Photoheliograph at Melbourne Observatory
© B.A.J. Clark Australia 2004
This Photoheliograph was sold by public tender to an amateur astronomer after the Observatory ceased professional astronomy in 1944. It continued in use at the Observatory until it had to be removed in 1962 as a condition of the sale. After 42 years of storage in suburban homes, it was re-installed in its original dome by courtesy of the Director of the Royal Botanic Gardens in Melbourne, in time for the June 2004 transit of Venus. Unlike most of the other surviving Dallmeyer photoheliographs, it has not been modernised.

Robert Lewis John Ellery portrait painting from about 1900, some people believe he had a
medical qualification. This is just an old story that will not die. His father and uncle were doctors
and he may have assisted in the surgery. He never signed any document in his own hand apart from
C.M.G. F.R.S F.R.AS. and admitted to the Royal Society London he did not mention in his application
{ as he was asked to do } any special qualifications which could have included that of a
medical practitioner. Even his tombstone makes no mention of it.

Oil painting - Robert Lewis John Ellery

Image courtesy Wolfgang Steinicke Germany


18 inch Altazimuth Instrument { by Troughton and Simms of London} used by
E.J.White in the North Equatorial Dome atop the Melbourne Observatory
{ or now known as the main building } for precise measurements of Venus on the face of the Sun


Altazimuth Instrument


Cyclopaedia Arts & Sciences C.Knight 1861 London - Brian Greig Collection


Transit of Venus over Australia


Transit of Venus over Australia

Essays on Astronomy R.A.Proctor 1872 London - Brian Greig Collection


The Royal Observatory Greenwich Transit of Venus 1874
Brian Greig Collection Observations of the Transit of Venus H.C.Russell 1892 Sydney - Brian Greig Collection

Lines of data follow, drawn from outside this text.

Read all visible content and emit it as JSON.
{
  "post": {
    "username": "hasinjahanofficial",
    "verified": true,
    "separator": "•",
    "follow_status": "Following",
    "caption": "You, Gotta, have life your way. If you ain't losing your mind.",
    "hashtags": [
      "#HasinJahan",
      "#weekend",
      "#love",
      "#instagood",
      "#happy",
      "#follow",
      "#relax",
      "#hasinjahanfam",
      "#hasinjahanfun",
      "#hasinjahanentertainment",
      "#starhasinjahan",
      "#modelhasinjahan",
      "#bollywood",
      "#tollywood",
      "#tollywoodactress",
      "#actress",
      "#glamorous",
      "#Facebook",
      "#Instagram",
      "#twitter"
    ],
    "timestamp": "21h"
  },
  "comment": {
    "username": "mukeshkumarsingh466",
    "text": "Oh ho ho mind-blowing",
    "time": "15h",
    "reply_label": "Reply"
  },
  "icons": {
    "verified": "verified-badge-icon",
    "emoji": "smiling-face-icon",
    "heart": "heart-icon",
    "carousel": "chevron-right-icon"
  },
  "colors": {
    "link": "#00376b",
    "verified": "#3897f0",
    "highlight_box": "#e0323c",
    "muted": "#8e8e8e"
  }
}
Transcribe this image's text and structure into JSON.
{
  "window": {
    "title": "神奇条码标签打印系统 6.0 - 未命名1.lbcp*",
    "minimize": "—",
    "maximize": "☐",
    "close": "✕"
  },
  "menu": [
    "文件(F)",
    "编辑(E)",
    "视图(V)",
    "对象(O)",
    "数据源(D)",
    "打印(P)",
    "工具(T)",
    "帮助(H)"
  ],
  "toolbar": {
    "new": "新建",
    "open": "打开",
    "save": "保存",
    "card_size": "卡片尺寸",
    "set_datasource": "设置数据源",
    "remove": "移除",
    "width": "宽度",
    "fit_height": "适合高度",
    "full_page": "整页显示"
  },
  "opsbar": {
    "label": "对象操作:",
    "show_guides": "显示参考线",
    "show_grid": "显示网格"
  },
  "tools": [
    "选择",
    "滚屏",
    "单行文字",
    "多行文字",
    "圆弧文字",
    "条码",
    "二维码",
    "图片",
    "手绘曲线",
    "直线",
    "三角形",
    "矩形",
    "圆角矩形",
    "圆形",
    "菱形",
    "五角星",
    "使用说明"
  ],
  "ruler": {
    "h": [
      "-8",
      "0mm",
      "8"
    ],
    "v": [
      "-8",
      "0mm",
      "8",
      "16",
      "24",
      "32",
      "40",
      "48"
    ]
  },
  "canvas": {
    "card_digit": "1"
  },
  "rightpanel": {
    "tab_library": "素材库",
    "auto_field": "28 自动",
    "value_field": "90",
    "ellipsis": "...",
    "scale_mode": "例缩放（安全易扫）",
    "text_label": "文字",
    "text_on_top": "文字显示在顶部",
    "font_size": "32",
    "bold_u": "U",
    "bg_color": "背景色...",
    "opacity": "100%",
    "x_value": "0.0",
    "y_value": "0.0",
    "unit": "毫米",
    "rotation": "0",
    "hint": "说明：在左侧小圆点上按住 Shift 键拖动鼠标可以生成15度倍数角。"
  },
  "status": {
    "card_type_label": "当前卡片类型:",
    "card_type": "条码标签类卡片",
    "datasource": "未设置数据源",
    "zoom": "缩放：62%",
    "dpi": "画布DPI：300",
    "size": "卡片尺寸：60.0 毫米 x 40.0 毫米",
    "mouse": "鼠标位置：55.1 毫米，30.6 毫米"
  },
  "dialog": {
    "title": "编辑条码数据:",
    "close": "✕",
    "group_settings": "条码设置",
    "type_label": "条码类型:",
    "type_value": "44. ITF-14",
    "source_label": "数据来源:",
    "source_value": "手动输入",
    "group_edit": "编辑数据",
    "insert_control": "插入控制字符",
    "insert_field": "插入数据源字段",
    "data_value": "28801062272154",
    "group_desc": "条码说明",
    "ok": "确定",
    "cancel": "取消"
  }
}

Sydney Observatory three years before the 1874 Transit of Venus. The Director of the
observatory, H.C.Russell produced the book "Observations of the Transit of Venus
9th December 1874 it was finally published in 1892."


Sydney Observatory

Town & Country Journal 1871 September 16 Victoria - Brian Greig Collection